Sweet Salvage is a four-day vintage market that happens the third weekend of every month on 7th Avenue in Phoenix. The doors open at 10 a.m., but the line starts forming at 7:30 a.m., and we’re talking about waiting OUTSIDE, people. In Phoenix. In June.
Once the doors open, it’s all elbows and running and squealing and getting your yellow name tag on things as fast as you can. The fire marshal has rules about the crowds. Some shoppers even pay $25 to preview the sale the night before it starts, and then line up and sweat for two hours to come home with a vintage farmhouse table for $249. Yesterday, my partner in crime and I spent $5000 in 30 minutes. We’d been sweating in line since 8 a.m.
Have you ever been to Last Chance to see what happens when the workers roll out a new cart of Marc Jacobs handbags and the shoppers swarm like feral cats? Yeah, it’s like that.
These shoppers are definitely on something. (I had such a laugh when I spotted these vintage flash cards whilst being jostled and tugged by hungry furniture fiends yesterday.)
It’s also SO much fun and not to be missed. Go in the afternoon to skip the lines. There are still piles of treasures to claim.
Sweet Salvage is open from 10 a.m. to 6 p.m. today through Sunday. Here’s a peek inside the frenzied shopping morning I shared with Angela Karp. Go with someone who you know will help you fight for black chippy-paint postal cabinets and wrought iron paneling. I did.
The line stretches around the building.
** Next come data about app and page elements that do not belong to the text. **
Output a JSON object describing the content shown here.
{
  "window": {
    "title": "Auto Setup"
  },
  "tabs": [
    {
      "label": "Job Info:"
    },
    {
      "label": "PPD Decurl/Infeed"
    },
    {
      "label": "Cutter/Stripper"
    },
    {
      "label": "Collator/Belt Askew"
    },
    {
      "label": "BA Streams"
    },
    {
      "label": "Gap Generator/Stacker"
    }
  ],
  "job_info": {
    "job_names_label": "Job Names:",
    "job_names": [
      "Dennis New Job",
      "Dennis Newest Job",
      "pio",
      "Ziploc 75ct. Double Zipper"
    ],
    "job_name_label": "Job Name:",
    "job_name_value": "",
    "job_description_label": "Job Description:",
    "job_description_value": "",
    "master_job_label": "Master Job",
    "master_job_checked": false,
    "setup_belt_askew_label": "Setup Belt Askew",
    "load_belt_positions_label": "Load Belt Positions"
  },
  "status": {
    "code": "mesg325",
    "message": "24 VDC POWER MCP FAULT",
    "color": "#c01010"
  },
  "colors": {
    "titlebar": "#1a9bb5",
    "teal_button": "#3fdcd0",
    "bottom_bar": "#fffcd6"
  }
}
Bottled water and complimentary umbrellas are on hand.
There’s a styled-out refreshment cart, complete with Diet Coke, hot dogs, and chips.
Angela and I ate all three, for breakfast.
Once inside, it’s treasure time. We loved this vintage game board.
I should have bought ALL of these green flower frogs. Dorie, tell me you got them, at least.
It’s fun to scour through all the styled vignettes to find the good stuff. I liked this light, below.
Inside Sweet Salvage, among the fighting hordes, I’ve spotted designers like me, event planners like Angela, bloggers, restaurant designers and even boutique owners who buy this stuff, mark it up, and resell it across town.
THAT good, my friends. Go.
And a special thanks to Sweet Salvage’s Stephanie, whom we loved shopping with, as well.